237: Construction workers held to be employees, not self-employed
In Harris and Kearny v Excel Brickworks Ltd, the Employment Tribunal has ruled that two construction labourers who had signed self-employment contracts were in fact employees.
Mr Harris had worked for Excel Brickworks Ltd as a site foreman for 17 years and Mr Kearny as a bricklayer for less than one year. They had both been required to sign Excel’s standard operative contracts which referred to them as self-employed contractors providing services. Mr Harris and Mr Kearny were subsequently both dismissed without notice and brought claims in the Employment Tribunal. A preliminary hearing was held to decide their employment status.
According to Excel that the claimants were self-employed, relying on the contract for services they had both signed. The contract stated that they could do whatever work they wished, refuse any offers of work, choose their hours and method of work, leave a site without permission, and send a substitute with similar experience and qualifications to carry out their work. The claimants were never paid sick pay or holiday pay and paid national insurance on a self-employed basis. They also occasionally took on other work.
The Employment Tribunal rejected Excels’s arguments, ruling that the contract did not reflect the practical reality of the working relationship. Having looked at all the facts, the Tribunal concluded that there was an employer / employee relationship between Excel and the claimants. For example, although the contract provided for a right of substitution, this was unworkable in practice due to site security and health and safety requirements. The right to provide a substitute had never been used and in reality would not have been acceptable to Excel. Excel also exercised a significant degree of control over when and how the claimants worked, and the Tribunal found that Mr Harris was integrated into its operations. Both claimants were part of a core group of workers who, in practice, could not turn down a job.
The Tribunal acknowledged that some factors pointed away from an employment relationship, including the wording of the contract, the claimants’ self-employment status for tax purposes, and the fact that they both undertook some work at weekends on their own account. However, the factors pointing towards an employment relationship far outweighed these factors.

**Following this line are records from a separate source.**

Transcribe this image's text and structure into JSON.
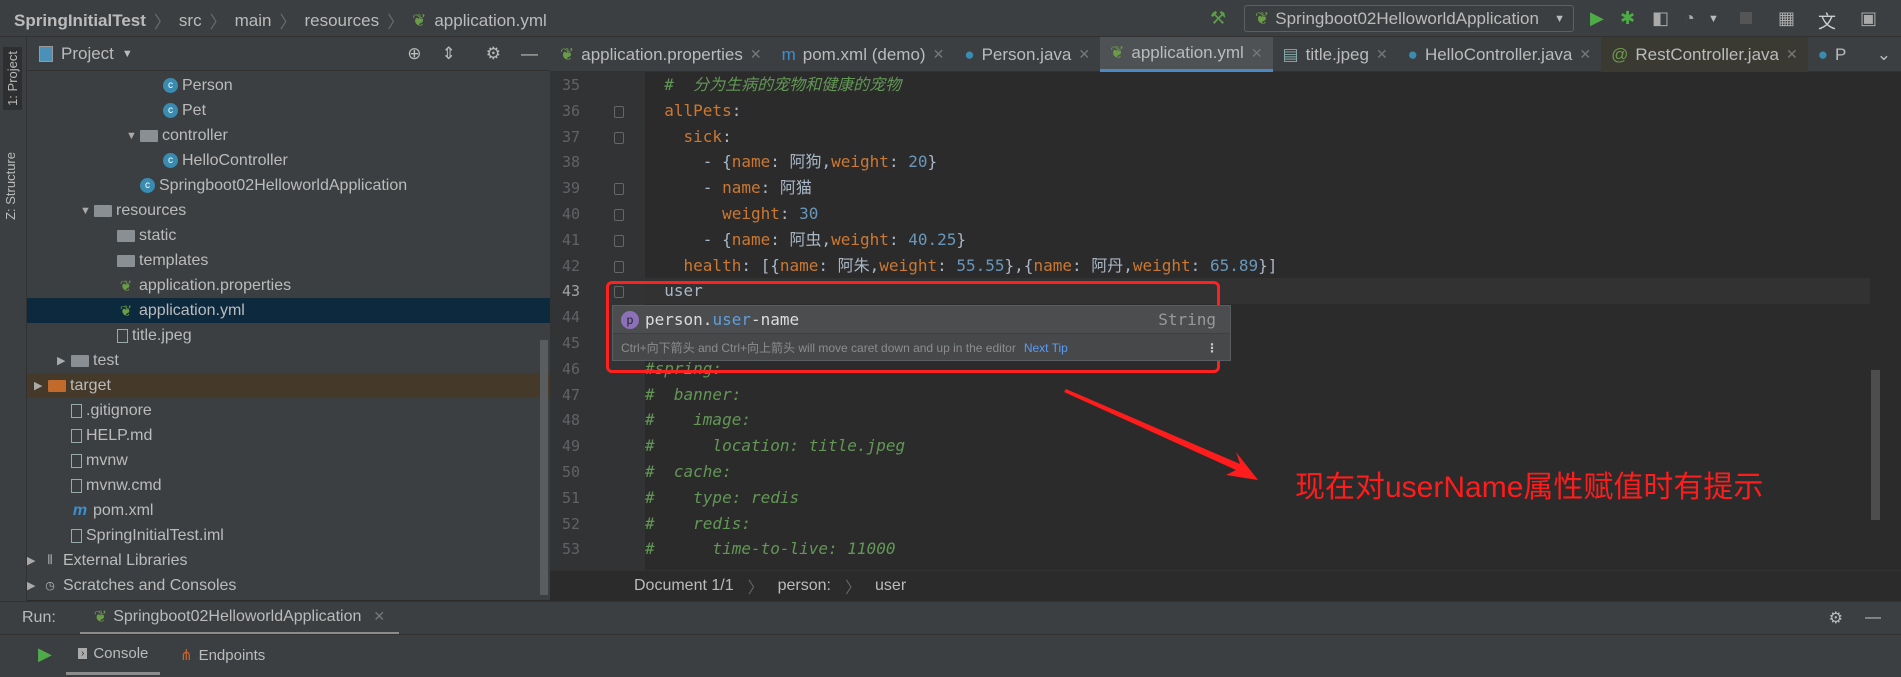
{
  "breadcrumb": [
    "SpringInitialTest",
    "src",
    "main",
    "resources",
    "application.yml"
  ],
  "toolbar": {
    "run_config": "Springboot02HelloworldApplication",
    "icons": [
      "hammer-icon",
      "run-icon",
      "debug-icon",
      "coverage-icon",
      "profile-icon",
      "stop-icon",
      "project-structure-icon",
      "translate-icon",
      "terminal-icon"
    ]
  },
  "left_strip": {
    "project": "1: Project",
    "structure": "Z: Structure"
  },
  "project_panel": {
    "title": "Project"
  },
  "tree": [
    {
      "label": "Person",
      "indent": 4,
      "icon": "class",
      "arrow": ""
    },
    {
      "label": "Pet",
      "indent": 4,
      "icon": "class",
      "arrow": ""
    },
    {
      "label": "controller",
      "indent": 3,
      "icon": "package",
      "arrow": "down"
    },
    {
      "label": "HelloController",
      "indent": 4,
      "icon": "class",
      "arrow": ""
    },
    {
      "label": "Springboot02HelloworldApplication",
      "indent": 3,
      "icon": "spring-class",
      "arrow": ""
    },
    {
      "label": "resources",
      "indent": 1,
      "icon": "folder",
      "arrow": "down"
    },
    {
      "label": "static",
      "indent": 2,
      "icon": "folder",
      "arrow": ""
    },
    {
      "label": "templates",
      "indent": 2,
      "icon": "folder",
      "arrow": ""
    },
    {
      "label": "application.properties",
      "indent": 2,
      "icon": "spring",
      "arrow": ""
    },
    {
      "label": "application.yml",
      "indent": 2,
      "icon": "spring",
      "arrow": "",
      "selected": true
    },
    {
      "label": "title.jpeg",
      "indent": 2,
      "icon": "image",
      "arrow": ""
    },
    {
      "label": "test",
      "indent": 0,
      "icon": "folder",
      "arrow": "right"
    },
    {
      "label": "target",
      "indent": -1,
      "icon": "folder-orange",
      "arrow": "right",
      "highlight": true
    },
    {
      "label": ".gitignore",
      "indent": 0,
      "icon": "file",
      "arrow": ""
    },
    {
      "label": "HELP.md",
      "indent": 0,
      "icon": "md",
      "arrow": ""
    },
    {
      "label": "mvnw",
      "indent": 0,
      "icon": "file",
      "arrow": ""
    },
    {
      "label": "mvnw.cmd",
      "indent": 0,
      "icon": "file",
      "arrow": ""
    },
    {
      "label": "pom.xml",
      "indent": 0,
      "icon": "maven",
      "arrow": ""
    },
    {
      "label": "SpringInitialTest.iml",
      "indent": 0,
      "icon": "file",
      "arrow": ""
    },
    {
      "label": "External Libraries",
      "indent": -2,
      "icon": "libraries",
      "arrow": "right"
    },
    {
      "label": "Scratches and Consoles",
      "indent": -2,
      "icon": "scratches",
      "arrow": "right"
    }
  ],
  "tabs": [
    {
      "label": "application.properties",
      "icon": "spring"
    },
    {
      "label": "pom.xml (demo)",
      "icon": "maven"
    },
    {
      "label": "Person.java",
      "icon": "class"
    },
    {
      "label": "application.yml",
      "icon": "spring",
      "active": true
    },
    {
      "label": "title.jpeg",
      "icon": "image"
    },
    {
      "label": "HelloController.java",
      "icon": "class"
    },
    {
      "label": "RestController.java",
      "icon": "annotation",
      "dim": true
    },
    {
      "label": "P",
      "icon": "class"
    }
  ],
  "editor": {
    "current_line": 43,
    "lines": [
      {
        "n": 35,
        "seg": [
          [
            "c",
            "  #  分为生病的宠物和健康的宠物"
          ]
        ]
      },
      {
        "n": 36,
        "fold": true,
        "seg": [
          [
            "k",
            "  allPets"
          ],
          [
            "t",
            ":"
          ]
        ]
      },
      {
        "n": 37,
        "fold": true,
        "seg": [
          [
            "k",
            "    sick"
          ],
          [
            "t",
            ":"
          ]
        ]
      },
      {
        "n": 38,
        "seg": [
          [
            "t",
            "      - {"
          ],
          [
            "k",
            "name"
          ],
          [
            "t",
            ": 阿狗,"
          ],
          [
            "k",
            "weight"
          ],
          [
            "t",
            ": "
          ],
          [
            "n",
            "20"
          ],
          [
            "t",
            "}"
          ]
        ]
      },
      {
        "n": 39,
        "fold": true,
        "seg": [
          [
            "t",
            "      - "
          ],
          [
            "k",
            "name"
          ],
          [
            "t",
            ": 阿猫"
          ]
        ]
      },
      {
        "n": 40,
        "fold": true,
        "seg": [
          [
            "k",
            "        weight"
          ],
          [
            "t",
            ": "
          ],
          [
            "n",
            "30"
          ]
        ]
      },
      {
        "n": 41,
        "fold": true,
        "seg": [
          [
            "t",
            "      - {"
          ],
          [
            "k",
            "name"
          ],
          [
            "t",
            ": 阿虫,"
          ],
          [
            "k",
            "weight"
          ],
          [
            "t",
            ": "
          ],
          [
            "n",
            "40.25"
          ],
          [
            "t",
            "}"
          ]
        ]
      },
      {
        "n": 42,
        "fold": true,
        "seg": [
          [
            "k",
            "    health"
          ],
          [
            "t",
            ": [{"
          ],
          [
            "k",
            "name"
          ],
          [
            "t",
            ": 阿朱,"
          ],
          [
            "k",
            "weight"
          ],
          [
            "t",
            ": "
          ],
          [
            "n",
            "55.55"
          ],
          [
            "t",
            "},{"
          ],
          [
            "k",
            "name"
          ],
          [
            "t",
            ": 阿丹,"
          ],
          [
            "k",
            "weight"
          ],
          [
            "t",
            ": "
          ],
          [
            "n",
            "65.89"
          ],
          [
            "t",
            "}]"
          ]
        ]
      },
      {
        "n": 43,
        "fold": true,
        "seg": [
          [
            "t",
            "  user"
          ]
        ]
      },
      {
        "n": 44,
        "seg": []
      },
      {
        "n": 45,
        "seg": []
      },
      {
        "n": 46,
        "seg": [
          [
            "c",
            "#spring:"
          ]
        ]
      },
      {
        "n": 47,
        "seg": [
          [
            "c",
            "#  banner:"
          ]
        ]
      },
      {
        "n": 48,
        "seg": [
          [
            "c",
            "#    image:"
          ]
        ]
      },
      {
        "n": 49,
        "seg": [
          [
            "c",
            "#      location: title.jpeg"
          ]
        ]
      },
      {
        "n": 50,
        "seg": [
          [
            "c",
            "#  cache:"
          ]
        ]
      },
      {
        "n": 51,
        "seg": [
          [
            "c",
            "#    type: redis"
          ]
        ]
      },
      {
        "n": 52,
        "seg": [
          [
            "c",
            "#    redis:"
          ]
        ]
      },
      {
        "n": 53,
        "seg": [
          [
            "c",
            "#      time-to-live: 11000"
          ]
        ]
      }
    ]
  },
  "completion": {
    "icon_letter": "p",
    "prefix": "person.",
    "match": "user",
    "suffix": "-name",
    "type": "String",
    "tip": "Ctrl+向下箭头 and Ctrl+向上箭头 will move caret down and up in the editor",
    "next_tip": "Next Tip"
  },
  "doc_breadcrumb": [
    "Document 1/1",
    "person:",
    "user"
  ],
  "run": {
    "label": "Run:",
    "tab": "Springboot02HelloworldApplication",
    "console": "Console",
    "endpoints": "Endpoints"
  },
  "annotation": {
    "text": "现在对userName属性赋值时有提示",
    "color": "#ff1c1c"
  },
  "colors": {
    "key": "#cc7832",
    "number": "#6897bb",
    "comment": "#629755",
    "selection": "#0d293e",
    "accent": "#4a88c7"
  }
}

This decision has potential implications for the construction industry as a whole, although it is only a first instance decision and is likely to be appealed by Excel. It is a reminder that Tribunals will look behind the written terms and the label given by the parties to their employment status in order to establish the factual reality. Particularly with the extension of IR35 to the private sector in April 2021, it is vital that employers review the status of all workers as soon as possible and check that written agreements reflect the practical reality of working arrangements. To do so will prevent further costs down the line if a worker applies to the Tribunal to achieve employment rights.